Stacked “Tires” (actually Smarties and candy necklaces)

Overall,  I like the Smarties better as they already have the general shape of a tire. Once I got the walls built to the height I wanted I filed the edges of the top tires using an emory board to round them out, then I took my Dremel tool and (I think) a 1/8″ drill bit and carefully drilled out the tops. To my surprise the candy wasn’t quite as brittle as I expected and I drilled them all out in no time with no breakage. I later tried this on a single candy and it shattered everytime. Apparently gluing them into a mass reinforced them strength.

Also, even though these are candies (and I still intend to lacquer the heck out of them to keep out bugs) I don’t think it’ll be too huge of an issue b/c they are not terribly sweet and an ant would probably not find them very interesting. Then again, I don’t plan to find out! These were easy to build using an assembly-line process, but now that Football season is essentially over, I won’t have something to fill the time while the glue dries between layers.

Two-lane highways

These are some road sections I’ve been working on. They are 20″ long and represent two-lane

highways as I recall seeing them in Arizona. They are raised using black foam-board, glued onto white foam-board. The median between the two highways is going to be rugged ground to cross, and cars can spin off the roads out of control into the relative safety of the desert: assuming there are no wasteland raiders waiting behind a boulder to ambush them.

I plan to set up my two 6′ tables end-to-end to make a 12′ long highway, and as the cars exit one end we can return them to the starting point for a potentially limitless race.

Last Sunday I painted the yellow traffic lines on them, and after I flock the ground with random desert grass I’ll add a new photo of the finished result.

“Bombshell Bar” (left) and “Ritz” flophouse (right) with lollipop stovepipes with X-acto for scale.

Okay, I guess I’ll kick this off by describing my newest project: Road Warrior. Both general post-apocalyptic scenario terrain and specific elements from the movie itself.

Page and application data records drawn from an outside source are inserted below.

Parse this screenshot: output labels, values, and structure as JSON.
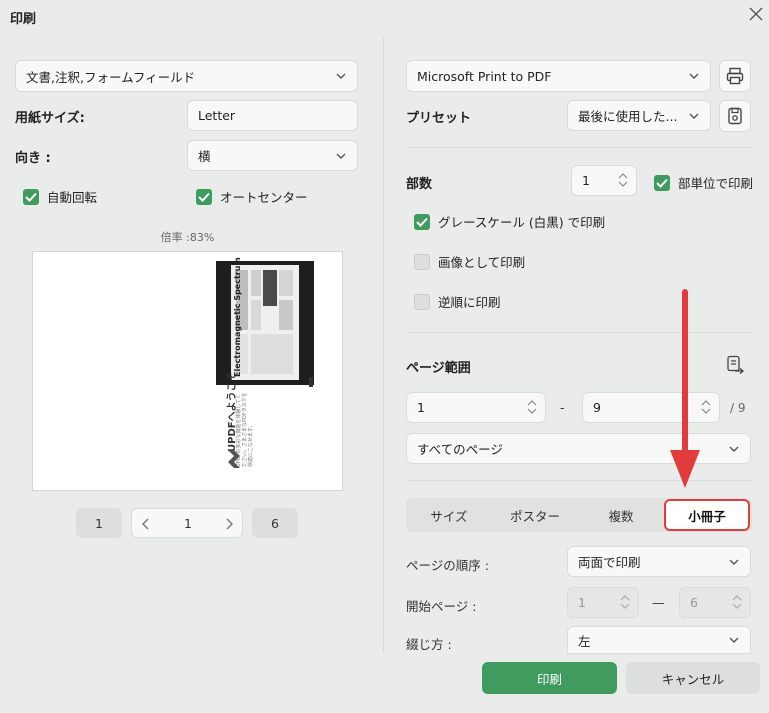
{
  "window": {
    "title": "印刷"
  },
  "left": {
    "content_select": {
      "value": "文書,注釈,フォームフィールド"
    },
    "paper_size": {
      "label": "用紙サイズ:",
      "value": "Letter"
    },
    "orientation": {
      "label": "向き :",
      "value": "横"
    },
    "auto_rotate": {
      "label": "自動回転",
      "checked": true
    },
    "auto_center": {
      "label": "オートセンター",
      "checked": true
    },
    "scale_text": "倍率 :83%",
    "preview": {
      "page_heading": "Electromagnetic Spectrum",
      "welcome_text": "UPDFへようこそ",
      "welcome_subtext": "UPDFの多彩な機能を体験してください。さまざまなPDFタスクを快適にこなせます。"
    },
    "pager": {
      "first": "1",
      "current": "1",
      "last": "6"
    }
  },
  "right": {
    "printer_select": {
      "value": "Microsoft Print to PDF"
    },
    "preset": {
      "label": "プリセット",
      "value": "最後に使用した..."
    },
    "copies": {
      "label": "部数",
      "value": "1"
    },
    "collate": {
      "label": "部単位で印刷",
      "checked": true
    },
    "grayscale": {
      "label": "グレースケール (白黒) で印刷",
      "checked": true
    },
    "print_as_image": {
      "label": "画像として印刷",
      "checked": false
    },
    "reverse_order": {
      "label": "逆順に印刷",
      "checked": false
    },
    "page_range": {
      "label": "ページ範囲",
      "from": "1",
      "separator": "-",
      "to": "9",
      "total": "/ 9",
      "subset": "すべてのページ"
    },
    "tabs": [
      {
        "label": "サイズ",
        "active": false
      },
      {
        "label": "ポスター",
        "active": false
      },
      {
        "label": "複数",
        "active": false
      },
      {
        "label": "小冊子",
        "active": true
      }
    ],
    "booklet": {
      "page_order": {
        "label": "ページの順序 :",
        "value": "両面で印刷"
      },
      "start_page": {
        "label": "開始ページ :",
        "from": "1",
        "separator": "—",
        "to": "6"
      },
      "binding": {
        "label": "綴じ方 :",
        "value": "左"
      }
    }
  },
  "footer": {
    "print_label": "印刷",
    "cancel_label": "キャンセル"
  },
  "colors": {
    "accent": "#3f9c5e",
    "highlight": "#e23b3b",
    "background": "#e9ecea"
  }
}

After learning how to capture images from movies on my computer (my techno-savy wife gets all the credit… and the blame for this blog as well), I played Road Warrior on Netflix “play now” on my computer. BTW, it is no longer available on play-it-now, which sucks. Anyhow, I paused numerous frames and stole images of the Refinery Town, as well as the cars in Humungus’ road-clan for scratch building ideas.

Side note: I think it’s funny how post-apocalyptic gaming is getting hot now, but everyone wants to arm their cars like “super-technicals”, rather than be purists and give everyone crossbows and pneumatic-arrow cannons. I’m going to try using crossbows and high-speed “boarding actions” like the movie to see how that works out. We may just go back to firepower on Chevys, though, if the games aren’t fun.

Okay, back to the main idea. So first off I spied a school bus at the local CVS that is a near-perfect version of the one in the movie. It’s the larger scale “toy car”, but most of the hotwheels will look fine next to it, particularly b/c it’s mostly a gate, and not a driving vehicle. I converted the bus using PLASTRUCT HO scale “Diamond Plate” (the stuff’s pretty pricey, but you get two sheets and I have only used half of one sheet so far on car conversions, so it’s worth the money). That was for the gate-side. For the inside I glued some wood scraps for the shelf, and put some random bits on the shelf. You can see it clearly in the movie-pix, which I will put in my Flickr account as inspiration. I also used an old trick I learned from Stone Mountain minis to take Kleenex and white glue to make tarps with wrinkles. They dry hard, look great, and are really easy to make once you get the hang of mixing the right amount of water with the glue to not tear the Kleenex. BTW, I’ve tried both TP and Paper Towels to lesser effect. The TP is way too fragile, and the Towels are tough to saturate with enough glue, and they usually have a texture on them you don’t necessarily want.

I’m off to take some pictures so you all can see what I’m talking about. More soon.